Mobile Phone SIM Cards Destined for Tech Scrap Heap
NEWS ANALYSIS: The subscriber identity module, or SIM, is found in nearly every modern mobile phone, but if Apple, Samsung and the GSMA agree, it may disappear.Your phone almost certainly has a SIM card located in a slot on the side or top of the device. It's under a tiny hatch that you open with a special tool that came with your phone, or once you've lost that tool, it's opened using a paper clip. The SIM itself looks a lot like the memory cards in your digital camera. That should be no surprise because that's what it is—a memory card. Phones on GSM networks, meaning T-Mobile and AT&T in the United States as well as nearly everyone else outside the United States, have had these cards since the beginning of mobile phones. With the advent of Long-Term Evolution (LTE) technology, they're in virtually all phones. SIM cards contain the basic information about your phone, including the phone number and your carrier. The memory on the card also allows you to store additional information, such as the phone numbers of your contacts.

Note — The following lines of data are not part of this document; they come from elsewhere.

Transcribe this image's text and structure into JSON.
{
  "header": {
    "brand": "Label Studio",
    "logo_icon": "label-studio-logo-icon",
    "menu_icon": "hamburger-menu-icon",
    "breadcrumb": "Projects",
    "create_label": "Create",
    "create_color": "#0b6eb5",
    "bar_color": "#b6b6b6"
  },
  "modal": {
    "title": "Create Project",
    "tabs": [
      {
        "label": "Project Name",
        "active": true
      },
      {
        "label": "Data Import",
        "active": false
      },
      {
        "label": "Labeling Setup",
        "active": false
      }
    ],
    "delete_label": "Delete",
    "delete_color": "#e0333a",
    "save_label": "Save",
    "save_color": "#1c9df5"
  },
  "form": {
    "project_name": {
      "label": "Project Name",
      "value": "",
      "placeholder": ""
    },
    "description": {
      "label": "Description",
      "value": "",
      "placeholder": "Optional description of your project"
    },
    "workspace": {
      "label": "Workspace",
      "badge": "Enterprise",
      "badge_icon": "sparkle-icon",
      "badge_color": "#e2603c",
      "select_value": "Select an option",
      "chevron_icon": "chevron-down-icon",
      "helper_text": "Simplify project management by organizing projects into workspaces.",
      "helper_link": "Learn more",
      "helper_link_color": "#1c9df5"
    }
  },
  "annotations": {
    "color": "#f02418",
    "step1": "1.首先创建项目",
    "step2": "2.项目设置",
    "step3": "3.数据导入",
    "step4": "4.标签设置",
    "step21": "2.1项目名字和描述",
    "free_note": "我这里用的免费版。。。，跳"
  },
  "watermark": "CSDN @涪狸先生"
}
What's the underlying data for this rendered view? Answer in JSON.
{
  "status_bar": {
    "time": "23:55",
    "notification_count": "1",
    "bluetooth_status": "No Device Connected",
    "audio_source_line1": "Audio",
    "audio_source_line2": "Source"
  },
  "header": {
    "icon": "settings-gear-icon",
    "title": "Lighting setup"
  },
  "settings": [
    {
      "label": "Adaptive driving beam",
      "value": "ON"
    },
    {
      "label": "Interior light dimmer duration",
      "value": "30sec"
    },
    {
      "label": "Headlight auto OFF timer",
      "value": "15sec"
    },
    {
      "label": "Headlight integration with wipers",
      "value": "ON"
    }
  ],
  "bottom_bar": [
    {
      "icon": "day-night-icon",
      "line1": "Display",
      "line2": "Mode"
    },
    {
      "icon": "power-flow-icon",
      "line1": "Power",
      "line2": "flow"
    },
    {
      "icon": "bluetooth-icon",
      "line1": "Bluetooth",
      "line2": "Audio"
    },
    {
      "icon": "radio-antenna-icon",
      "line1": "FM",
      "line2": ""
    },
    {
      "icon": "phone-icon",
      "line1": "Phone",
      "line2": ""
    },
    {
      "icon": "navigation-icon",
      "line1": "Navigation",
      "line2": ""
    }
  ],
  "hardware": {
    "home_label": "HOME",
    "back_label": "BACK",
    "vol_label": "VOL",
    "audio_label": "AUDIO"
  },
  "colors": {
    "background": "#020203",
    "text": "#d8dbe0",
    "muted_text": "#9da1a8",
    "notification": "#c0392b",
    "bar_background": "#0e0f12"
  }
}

Those cards are about to disappear if talks between Apple, Samsung and the GSMA (the international standards organization for mobile telephony) are fruitful. Right now, according to a story in the Financial Times, the groups that have to deal with the cards are ready to ditch them. This includes the mobile carriers who use them including AT&T and Deutsche Telekom, majority owner of T-Mobile.